[Start of Attachment]
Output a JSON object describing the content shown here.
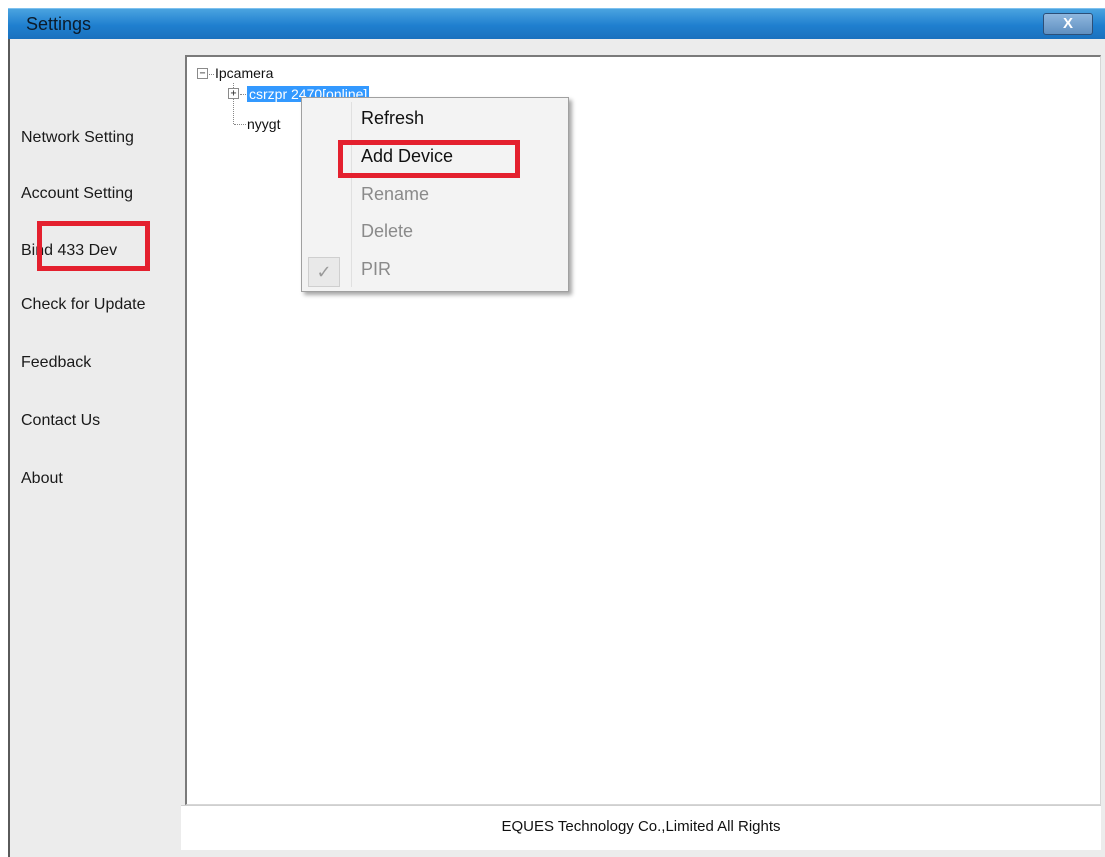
{
  "window": {
    "title": "Settings",
    "close_label": "X"
  },
  "sidebar": {
    "items": [
      {
        "label": "Network Setting"
      },
      {
        "label": "Account Setting"
      },
      {
        "label": "Bind 433 Dev"
      },
      {
        "label": "Check for Update"
      },
      {
        "label": "Feedback"
      },
      {
        "label": "Contact Us"
      },
      {
        "label": "About"
      }
    ]
  },
  "tree": {
    "root": {
      "label": "Ipcamera",
      "expander": "−"
    },
    "children": [
      {
        "label": "csrzpr  2470[online]",
        "expander": "+",
        "selected": true
      },
      {
        "label": "nyygt"
      }
    ]
  },
  "context_menu": {
    "items": [
      {
        "label": "Refresh",
        "enabled": true
      },
      {
        "label": "Add Device",
        "enabled": true
      },
      {
        "label": "Rename",
        "enabled": false
      },
      {
        "label": "Delete",
        "enabled": false
      },
      {
        "label": "PIR",
        "enabled": false,
        "checked": true
      }
    ],
    "check_glyph": "✓"
  },
  "footer": {
    "text": "EQUES Technology Co.,Limited All Rights"
  },
  "colors": {
    "highlight": "#e4202e",
    "selection": "#3399ff",
    "titlebar": "#1f7fcf"
  }
}
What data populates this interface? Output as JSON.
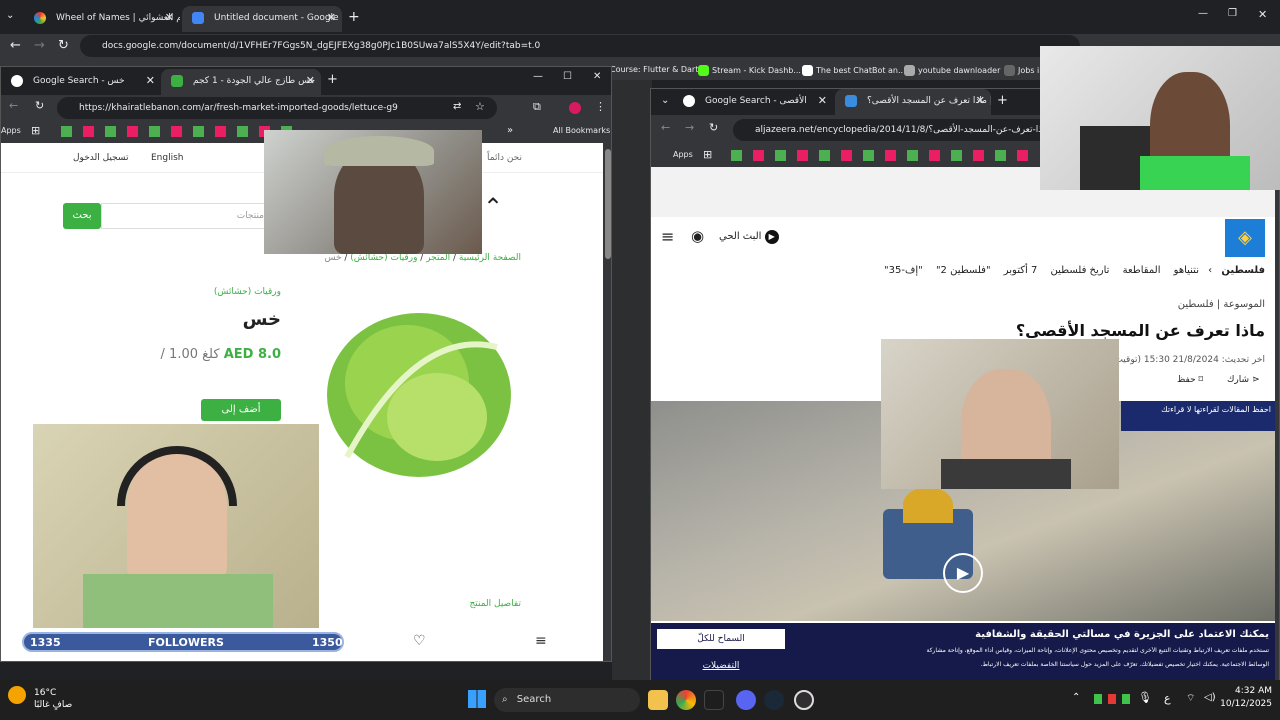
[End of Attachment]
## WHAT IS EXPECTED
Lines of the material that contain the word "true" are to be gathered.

## OUTPUT BELOW
        "selected": true
        "enabled": true
        "enabled": true
        "checked": true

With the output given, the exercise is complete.